── Task input
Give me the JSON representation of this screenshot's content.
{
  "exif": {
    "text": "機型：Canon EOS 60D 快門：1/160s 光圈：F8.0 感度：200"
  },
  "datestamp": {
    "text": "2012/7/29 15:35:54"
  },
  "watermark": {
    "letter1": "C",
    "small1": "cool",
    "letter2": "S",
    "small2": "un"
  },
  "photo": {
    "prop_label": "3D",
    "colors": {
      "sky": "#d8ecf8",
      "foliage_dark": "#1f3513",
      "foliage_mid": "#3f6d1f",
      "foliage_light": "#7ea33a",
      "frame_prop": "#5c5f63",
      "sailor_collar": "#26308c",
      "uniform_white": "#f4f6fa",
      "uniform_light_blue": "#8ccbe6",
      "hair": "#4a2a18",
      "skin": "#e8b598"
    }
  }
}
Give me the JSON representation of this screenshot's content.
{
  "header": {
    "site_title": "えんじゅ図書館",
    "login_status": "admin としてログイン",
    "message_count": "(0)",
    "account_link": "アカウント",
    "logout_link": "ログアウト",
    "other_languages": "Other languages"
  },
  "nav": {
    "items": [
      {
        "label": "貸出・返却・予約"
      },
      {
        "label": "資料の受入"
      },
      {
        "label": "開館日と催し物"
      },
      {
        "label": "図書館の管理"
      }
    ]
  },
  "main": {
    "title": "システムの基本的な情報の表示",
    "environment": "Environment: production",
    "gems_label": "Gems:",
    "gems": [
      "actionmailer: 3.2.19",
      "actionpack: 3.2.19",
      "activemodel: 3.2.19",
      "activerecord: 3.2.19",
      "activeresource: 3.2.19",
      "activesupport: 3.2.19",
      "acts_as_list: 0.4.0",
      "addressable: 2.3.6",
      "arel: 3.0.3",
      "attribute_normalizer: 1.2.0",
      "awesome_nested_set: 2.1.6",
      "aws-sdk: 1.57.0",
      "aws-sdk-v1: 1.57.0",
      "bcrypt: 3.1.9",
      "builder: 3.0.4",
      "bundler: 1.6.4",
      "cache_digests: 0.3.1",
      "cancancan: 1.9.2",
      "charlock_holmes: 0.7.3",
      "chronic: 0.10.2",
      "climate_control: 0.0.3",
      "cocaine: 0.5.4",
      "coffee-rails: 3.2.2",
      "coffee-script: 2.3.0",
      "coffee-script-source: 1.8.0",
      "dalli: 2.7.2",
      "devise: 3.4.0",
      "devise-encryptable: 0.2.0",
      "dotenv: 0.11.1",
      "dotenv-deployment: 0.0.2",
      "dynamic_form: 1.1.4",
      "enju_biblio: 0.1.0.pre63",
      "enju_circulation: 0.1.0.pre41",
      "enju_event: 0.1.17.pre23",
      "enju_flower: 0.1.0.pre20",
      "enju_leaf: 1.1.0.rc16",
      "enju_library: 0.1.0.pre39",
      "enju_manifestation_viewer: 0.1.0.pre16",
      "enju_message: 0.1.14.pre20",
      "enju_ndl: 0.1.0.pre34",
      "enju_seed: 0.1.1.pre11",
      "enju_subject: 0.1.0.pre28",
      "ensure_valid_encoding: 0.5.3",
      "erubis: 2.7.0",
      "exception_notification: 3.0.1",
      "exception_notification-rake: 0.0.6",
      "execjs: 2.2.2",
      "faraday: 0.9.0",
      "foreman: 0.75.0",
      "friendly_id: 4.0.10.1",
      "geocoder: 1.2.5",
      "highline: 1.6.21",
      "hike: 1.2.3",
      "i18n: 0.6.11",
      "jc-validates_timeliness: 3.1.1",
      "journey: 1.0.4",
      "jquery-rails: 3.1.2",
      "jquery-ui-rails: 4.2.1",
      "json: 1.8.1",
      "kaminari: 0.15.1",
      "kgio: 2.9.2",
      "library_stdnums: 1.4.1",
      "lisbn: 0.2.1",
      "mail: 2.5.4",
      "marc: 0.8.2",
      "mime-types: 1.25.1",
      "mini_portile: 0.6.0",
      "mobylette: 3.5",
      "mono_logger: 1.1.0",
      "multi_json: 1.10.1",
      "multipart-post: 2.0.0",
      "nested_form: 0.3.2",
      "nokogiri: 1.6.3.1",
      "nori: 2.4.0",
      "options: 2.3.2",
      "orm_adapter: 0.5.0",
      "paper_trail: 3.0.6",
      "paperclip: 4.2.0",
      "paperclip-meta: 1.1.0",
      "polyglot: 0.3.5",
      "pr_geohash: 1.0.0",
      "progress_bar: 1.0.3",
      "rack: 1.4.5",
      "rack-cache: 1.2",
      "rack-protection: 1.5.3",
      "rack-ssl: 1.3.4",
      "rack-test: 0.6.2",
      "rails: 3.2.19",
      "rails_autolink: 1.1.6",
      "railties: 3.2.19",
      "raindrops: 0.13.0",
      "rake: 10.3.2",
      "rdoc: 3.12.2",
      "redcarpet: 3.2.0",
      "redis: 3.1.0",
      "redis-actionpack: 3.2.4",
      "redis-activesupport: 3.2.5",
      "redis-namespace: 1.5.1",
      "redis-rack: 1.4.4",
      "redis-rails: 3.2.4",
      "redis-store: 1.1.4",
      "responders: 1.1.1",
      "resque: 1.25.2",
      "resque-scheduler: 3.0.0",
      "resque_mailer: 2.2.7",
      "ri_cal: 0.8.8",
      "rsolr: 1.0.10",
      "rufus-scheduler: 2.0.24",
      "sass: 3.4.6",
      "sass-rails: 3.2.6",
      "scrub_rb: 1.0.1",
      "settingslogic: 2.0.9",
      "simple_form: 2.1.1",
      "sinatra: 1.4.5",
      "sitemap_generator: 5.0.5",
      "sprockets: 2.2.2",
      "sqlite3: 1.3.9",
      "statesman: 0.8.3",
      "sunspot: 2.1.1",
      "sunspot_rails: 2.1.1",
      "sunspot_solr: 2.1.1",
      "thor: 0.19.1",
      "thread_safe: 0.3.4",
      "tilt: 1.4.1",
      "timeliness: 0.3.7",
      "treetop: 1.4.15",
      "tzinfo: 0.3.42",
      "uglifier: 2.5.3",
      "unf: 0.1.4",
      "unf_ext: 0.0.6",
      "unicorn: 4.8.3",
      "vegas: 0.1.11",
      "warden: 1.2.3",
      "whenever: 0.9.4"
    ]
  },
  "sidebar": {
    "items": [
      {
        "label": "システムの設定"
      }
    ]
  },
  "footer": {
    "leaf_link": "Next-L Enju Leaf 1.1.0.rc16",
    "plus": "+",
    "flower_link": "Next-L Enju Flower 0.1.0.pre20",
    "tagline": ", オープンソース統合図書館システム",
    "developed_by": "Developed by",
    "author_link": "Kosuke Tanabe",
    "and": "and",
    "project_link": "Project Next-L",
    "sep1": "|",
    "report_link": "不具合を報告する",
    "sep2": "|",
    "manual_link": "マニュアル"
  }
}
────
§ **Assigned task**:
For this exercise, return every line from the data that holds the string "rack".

§ **Your response**:
      "rack: 1.4.5",
      "rack-cache: 1.2",
      "rack-protection: 1.5.3",
      "rack-ssl: 1.3.4",
      "rack-test: 0.6.2",
      "redis-rack: 1.4.4",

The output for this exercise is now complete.